clock menu more-arrow no yes mobile

Filed under:

Five Things You Missed on Heritage Radio This Week

Heritage Radio is the food-focused internet radio station that broadcasts from a studio attached to Roberta's in Bushwick. Every week, many of the big players in the food world host and appear on shows, and oftentimes they reveal interesting tidbits about their work. Here's a guide to five notable pieces of programming from the last week:

Sorella_WS_cover-hrn.jpg1) The Sorella Cookbook: Sarah Krathen of Sorella is on this week's episode of "The Morning After." She talks about their new book of stories and recipes from the restaurant, sharing this story of her partner Emma Hearst's kitchen attire:

Anybody that's met Emma knows that she certainly doesn't fall into any category of the way that chefs act. I think she wore whites for the first two days Sorella was open and then she was like, 'I'm done with this, I don't like the way I look in whites.' And then she was cooking in Lululemon pants and a black shirt every night.

marcopolo-hrn.jpg2) A Changing Carroll Gardens: Patrick Martins, host of "The Main Course," chats with Joseph Chirico and his son Marco, two generations of the family behind Marco Polo in Carroll Gardens. Listen in for what Joseph has to say about the changes he's seen in Carroll Gardens since the early eighties:

When I opened Marco Polo there in 1983, people thought I was crazy to open that crazy restaurant. And I would challenge them, and all my life I've liked a challenge. I would say, I have to open a restaurant like in Manhattan…in those days the restaurant was jacket required…All my clientele at that time were all businesspeople--bankers, lawyers, judges. I like competition now. We have a couple hundred restaurants in the neighborhood, between Court Street and Smith Street, which for me is good.
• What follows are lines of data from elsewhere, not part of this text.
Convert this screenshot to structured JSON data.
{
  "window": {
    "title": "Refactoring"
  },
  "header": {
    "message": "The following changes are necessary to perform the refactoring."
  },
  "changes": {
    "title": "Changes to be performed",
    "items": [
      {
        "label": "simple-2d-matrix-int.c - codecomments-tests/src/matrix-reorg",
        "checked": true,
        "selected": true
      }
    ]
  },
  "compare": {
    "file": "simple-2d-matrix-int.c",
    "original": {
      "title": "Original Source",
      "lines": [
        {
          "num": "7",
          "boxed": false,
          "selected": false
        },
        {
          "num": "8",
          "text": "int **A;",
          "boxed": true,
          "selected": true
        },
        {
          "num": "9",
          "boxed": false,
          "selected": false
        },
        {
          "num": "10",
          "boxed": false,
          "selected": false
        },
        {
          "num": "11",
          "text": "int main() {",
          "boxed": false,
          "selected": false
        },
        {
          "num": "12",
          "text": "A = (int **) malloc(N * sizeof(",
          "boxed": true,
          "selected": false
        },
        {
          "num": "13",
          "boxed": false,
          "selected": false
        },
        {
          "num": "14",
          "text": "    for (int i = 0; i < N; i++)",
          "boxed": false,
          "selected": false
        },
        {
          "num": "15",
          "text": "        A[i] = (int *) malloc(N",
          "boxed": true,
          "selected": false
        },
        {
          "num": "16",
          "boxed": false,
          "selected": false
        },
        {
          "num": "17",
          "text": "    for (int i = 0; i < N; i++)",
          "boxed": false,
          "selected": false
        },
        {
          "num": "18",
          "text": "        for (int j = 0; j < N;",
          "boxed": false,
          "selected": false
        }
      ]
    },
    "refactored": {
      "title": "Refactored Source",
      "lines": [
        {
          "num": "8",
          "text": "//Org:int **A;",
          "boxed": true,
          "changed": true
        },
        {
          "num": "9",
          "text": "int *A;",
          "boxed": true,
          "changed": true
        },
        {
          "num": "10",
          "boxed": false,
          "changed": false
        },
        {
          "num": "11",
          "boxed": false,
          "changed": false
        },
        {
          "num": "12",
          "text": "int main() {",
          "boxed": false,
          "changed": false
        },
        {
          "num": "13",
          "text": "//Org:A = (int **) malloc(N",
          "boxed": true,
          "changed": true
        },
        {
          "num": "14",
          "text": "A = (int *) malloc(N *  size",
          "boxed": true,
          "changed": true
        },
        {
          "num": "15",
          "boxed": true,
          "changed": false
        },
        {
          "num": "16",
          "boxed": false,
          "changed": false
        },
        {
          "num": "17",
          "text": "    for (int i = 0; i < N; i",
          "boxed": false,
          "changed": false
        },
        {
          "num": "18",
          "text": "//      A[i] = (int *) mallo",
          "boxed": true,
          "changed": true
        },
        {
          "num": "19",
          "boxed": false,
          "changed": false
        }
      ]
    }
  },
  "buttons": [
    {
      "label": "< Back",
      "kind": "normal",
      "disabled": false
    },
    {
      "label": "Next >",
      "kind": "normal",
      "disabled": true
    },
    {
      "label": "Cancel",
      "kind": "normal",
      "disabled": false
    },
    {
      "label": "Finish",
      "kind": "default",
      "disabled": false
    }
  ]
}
320px-Heritage_Turkeys_in_MD.jpg3) Heritage Turkeys: Fourth-generation turkey farmer Frank Reese gives "No Chefs Allowed" a lesson on heritage turkeys, and how the modern turkey differs:

The old standard-bred turkey, or the heritage turkey as they call it today, fed America from about 1850 till about 1960. They started radically changing chickens before they did turkeys, but as farming went from the traditional family farm to universities and scientists and land grant universities, they began to hybridize and mutate and genetically modify these animals. Everything radically changed so that even in the last 20 years they have radically changed these animals so that now you can get a 20 pound turkey in twelve weeks.

2013_6_SushiKo2.jpg4) Watching Guests Eat at Sushi Ko: Chef John Daley of Sushi Ko in the Lower East Side pays a visit to "Word of Mouth," talking about flubbing a stage with April Bloomfield, working at Masa and 15 East, and how he gauges his guests' appetites:

Some of the plates need to have that 'slurp-ability.' A lot of the first two courses are almost profiling dishes for me to see where the customer's at. We put down a small fork and chopsticks for first course, and now you even could just pick up first course and slurp it. A lot of times, I see how they interact with their food. Are they afraid or are they hesitant? Do they grab the chopsticks or do they grab the fork…then you can move on with the omakase

vegcrusade.jpg5) History of Vegetarianism: Food historian Linda Pelaccio talks about vegetarianism as a social movement in America on her show "A Taste of The Past." On this week's episode, Adam Shprintzen, author of The Vegetarian Crusade, talks about the roots of meat abstention in the 19th century:

The 19th century was not only a time when people were thinking about reform, but also a time when people were thinking about ways to live a better life. People were abstaining from alcohol, rethinking sexual relationships with the 'free love' movement…it only makes sense that people were also considering changing their diets.

— Peter Henry
· Heritage Radio [Official Site]
· All Coverage of Heritage Radio Network [~ENY~]


95 Allen Street, New York, NY Visit Website